I am not defined by the color of my skin, and neither is my mother. Being mixed and being a woman of color is beautiful, and I will do everything in my power to ensure my one-day children live in a world where they are not valued by how light their skin color is.
I am not defined by my sexual experiences. Being raised in a patriarchal society means that some men were taught to view women’s bodies as disposable, and girls weren’t raised to fiercely listen to their intuition. It is not my fault I didn’t have the proper tools to fight back. I do now.
I am not defined by a missing heartbeat in my body. Though the desire of wanting a child is high, I am not defined by how or when it happens. My body is not flawed. It is perfect just the way it is.
I am not defined by my experiences. Everything and anything that has happened to me does not define me as a person and does not define the essence of me. These experiences may have influenced me, but I am far more than the lessons they have taught me.

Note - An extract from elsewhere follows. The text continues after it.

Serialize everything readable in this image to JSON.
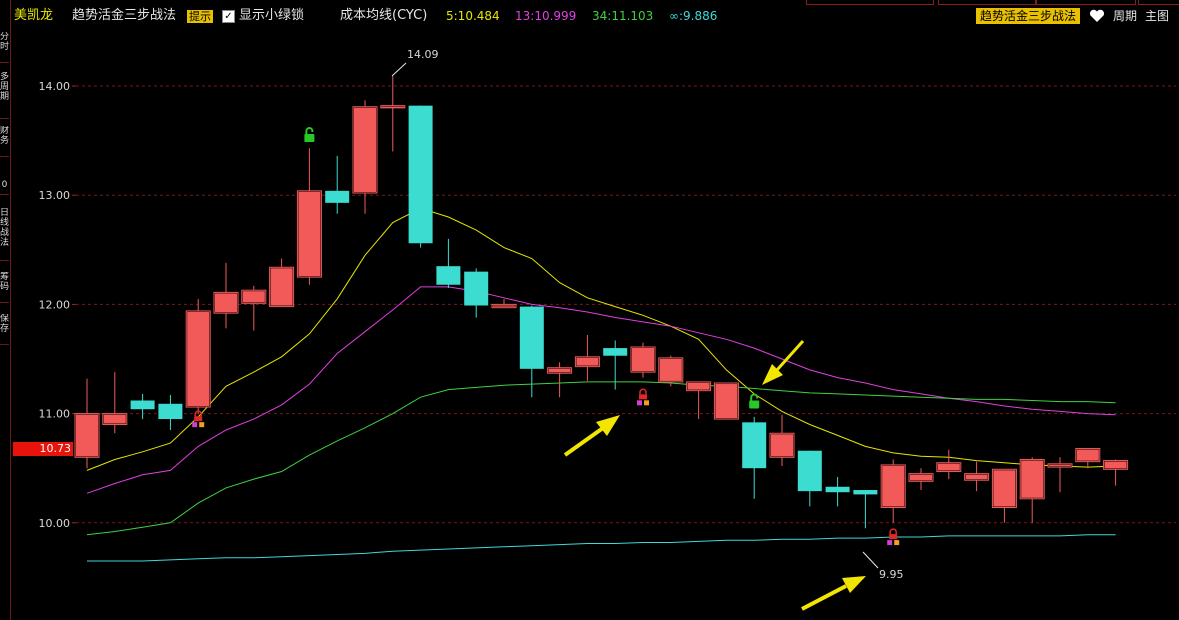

The shame I have felt from all of these experiences feel like they’ve shaped every fiber in me. And by addressing the root of my shame, I have been able to navigate my way out it. Navigate my way back to myself. The purest version of me, long before the whispers. Before it, and yet past it.
Sharing my story, the good, the bad, and most importantly, the deeply shameful, have helped me heal. Stories help unveil and dethrone the shame.

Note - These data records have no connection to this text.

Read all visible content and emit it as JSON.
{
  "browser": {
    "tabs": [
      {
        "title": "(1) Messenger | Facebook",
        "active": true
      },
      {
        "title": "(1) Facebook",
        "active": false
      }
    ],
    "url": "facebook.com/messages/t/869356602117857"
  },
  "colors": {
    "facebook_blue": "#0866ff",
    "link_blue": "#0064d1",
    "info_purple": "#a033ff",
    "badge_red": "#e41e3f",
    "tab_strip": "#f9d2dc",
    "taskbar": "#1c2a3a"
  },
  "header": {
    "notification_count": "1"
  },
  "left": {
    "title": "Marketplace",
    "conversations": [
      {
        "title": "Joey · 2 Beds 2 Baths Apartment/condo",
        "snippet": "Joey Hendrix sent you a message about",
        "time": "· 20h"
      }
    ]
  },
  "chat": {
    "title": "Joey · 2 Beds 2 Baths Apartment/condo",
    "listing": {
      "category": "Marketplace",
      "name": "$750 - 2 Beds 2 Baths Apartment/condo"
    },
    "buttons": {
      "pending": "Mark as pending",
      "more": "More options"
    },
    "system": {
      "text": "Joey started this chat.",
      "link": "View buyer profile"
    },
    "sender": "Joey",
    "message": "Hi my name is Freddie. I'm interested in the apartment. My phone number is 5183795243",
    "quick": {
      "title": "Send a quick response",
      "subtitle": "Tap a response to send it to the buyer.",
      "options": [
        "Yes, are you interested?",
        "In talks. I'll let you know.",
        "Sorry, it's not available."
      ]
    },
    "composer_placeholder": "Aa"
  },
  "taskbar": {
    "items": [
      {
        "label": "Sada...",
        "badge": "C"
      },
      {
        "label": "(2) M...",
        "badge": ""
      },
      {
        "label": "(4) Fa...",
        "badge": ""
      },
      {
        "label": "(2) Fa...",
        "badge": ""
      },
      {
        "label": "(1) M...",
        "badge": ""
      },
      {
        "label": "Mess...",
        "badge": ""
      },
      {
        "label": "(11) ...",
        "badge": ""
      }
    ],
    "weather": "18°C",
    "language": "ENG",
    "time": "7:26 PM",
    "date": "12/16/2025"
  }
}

When others speak their truth, it rips into the rest of the room like a burning forest: fast and steady, leaving everyone more inspired. Because of this example of vulnerability, we can address our own shame with a deeper sense of self-compassion and self-love. Sharing my story was possible because of other stories. Recognizing myself in those other stories guided me in learning to share my own.
I hope this website, our digital tent, is a place where stories help you feel inspired to start a dialogue with your own shame. Being able to say “me too” is the biggest shame reducer there is, and I hope our stories make you feel that your vulnerably is empowering. I hope this is a place where you feel inspired to learn, and most importantly unlearn. A place where you feel safe to share, to listen, to pause, to reflect, and to address your most shameful inner conflicts. Shame is universal and the moment I truly realized that, the veil was lifted. My hope is that this space does that for you too.
photography by Britney Gill